All ETDs from UAB

Advisory Committee Chair

Larry R Hearld

Advisory Committee Members

Allyson G Hall

Stefan G Kertesz

Stephen J O'Connor

Jeff M Szychowski

Document Type

Dissertation

Date of Award

2021

Degree Name by School

Doctor of Philosophy (PhD) School of Health Professions

Abstract
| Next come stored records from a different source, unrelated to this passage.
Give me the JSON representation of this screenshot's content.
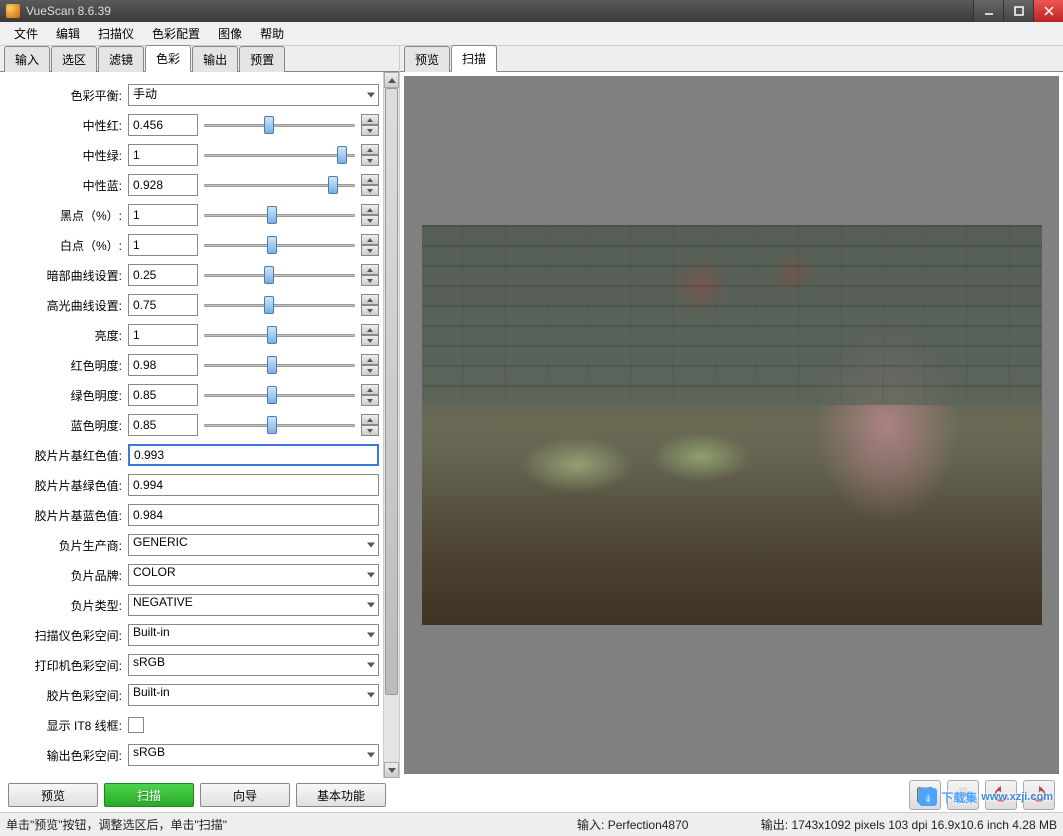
{
  "window": {
    "title": "VueScan 8.6.39"
  },
  "menu": [
    "文件",
    "编辑",
    "扫描仪",
    "色彩配置",
    "图像",
    "帮助"
  ],
  "left_tabs": [
    "输入",
    "选区",
    "滤镜",
    "色彩",
    "输出",
    "预置"
  ],
  "left_active": 3,
  "right_tabs": [
    "预览",
    "扫描"
  ],
  "right_active": 1,
  "settings": {
    "color_balance": {
      "label": "色彩平衡:",
      "value": "手动"
    },
    "neutral_red": {
      "label": "中性红:",
      "value": "0.456",
      "pos": 40
    },
    "neutral_green": {
      "label": "中性绿:",
      "value": "1",
      "pos": 88
    },
    "neutral_blue": {
      "label": "中性蓝:",
      "value": "0.928",
      "pos": 82
    },
    "black_pt": {
      "label": "黑点（%）:",
      "value": "1",
      "pos": 42
    },
    "white_pt": {
      "label": "白点（%）:",
      "value": "1",
      "pos": 42
    },
    "dark_curve": {
      "label": "暗部曲线设置:",
      "value": "0.25",
      "pos": 40
    },
    "high_curve": {
      "label": "高光曲线设置:",
      "value": "0.75",
      "pos": 40
    },
    "brightness": {
      "label": "亮度:",
      "value": "1",
      "pos": 42
    },
    "red_bright": {
      "label": "红色明度:",
      "value": "0.98",
      "pos": 42
    },
    "green_bright": {
      "label": "绿色明度:",
      "value": "0.85",
      "pos": 42
    },
    "blue_bright": {
      "label": "蓝色明度:",
      "value": "0.85",
      "pos": 42
    },
    "film_base_r": {
      "label": "胶片片基红色值:",
      "value": "0.993",
      "highlight": true
    },
    "film_base_g": {
      "label": "胶片片基绿色值:",
      "value": "0.994"
    },
    "film_base_b": {
      "label": "胶片片基蓝色值:",
      "value": "0.984"
    },
    "neg_vendor": {
      "label": "负片生产商:",
      "value": "GENERIC"
    },
    "neg_brand": {
      "label": "负片品牌:",
      "value": "COLOR"
    },
    "neg_type": {
      "label": "负片类型:",
      "value": "NEGATIVE"
    },
    "scanner_space": {
      "label": "扫描仪色彩空间:",
      "value": "Built-in"
    },
    "printer_space": {
      "label": "打印机色彩空间:",
      "value": "sRGB"
    },
    "film_space": {
      "label": "胶片色彩空间:",
      "value": "Built-in"
    },
    "show_it8": {
      "label": "显示 IT8 线框:"
    },
    "output_space": {
      "label": "输出色彩空间:",
      "value": "sRGB"
    }
  },
  "buttons": {
    "preview": "预览",
    "scan": "扫描",
    "guide": "向导",
    "basic": "基本功能"
  },
  "status": {
    "hint": "单击\"预览\"按钮，调整选区后，单击\"扫描\"",
    "input": "输入: Perfection4870",
    "output": "输出: 1743x1092 pixels 103 dpi 16.9x10.6 inch 4.28 MB"
  },
  "watermark": {
    "text": "下载集",
    "url": "www.xzji.com"
  }
}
Substance use disorders (SUDs) are a growing crisis globally and in the US, and place an enormous health, social, and financial burden on the nation. To address the complex nature of SUDs, treatment typically involves a combination of different types of services to address the medical, behavioral and social needs of the patient and care is often delivered by specialized SUD treatment facilities. Despite recommendations for a broad suite of services, individual facilities vary in the specific services that they offer. This study examined whether and why systematic differences exist between treatment facilities based on their service mix and whether such differences vary as a function of the external regulatory environment. Quantitative data about services offered by treatment facilities and external regulations were obtained from the National Survey of Substance Abuse Treatment Services (N-SSATS) for 2015-2018 and the Kaiser Family Foundation. Qualitative data were collected from 13 semi-structured interviews conducted with administrators of treatment facilities. The quantitative studies relied on latent class analysis and logistic regression models while the qualitative study used a deductive approach with thematic analysis. This research identified three distinct classes or service profiles among treatment facilities: comprehensive, non-medical, and intermediate service profiles, each with distinct organizational characteristics. The study also found that regulatory factors in the external environment exerted different types of pressures on treatment facilities and mechanisms like treatment facility licensing and accreditation were more likely to be associated with a comprehensive service profile, while state-level policies such as Medicaid expansion and civil commitment for substance use were less likely to be associated with the comprehensive profile. Results of the qualitative study further reinforced the role of the external environment on service mix and interviewees identified several environmental, organizational, and strategic factors that influenced the facility’s service mix and described critical challenges in delivering care to patients. Findings from this study will be helpful to policymakers as they design policies to address the growing SUD crisis and to practitioners who are tasked with making important decisions about organizational operations while ensuring patients receive the best care.

Share

COinS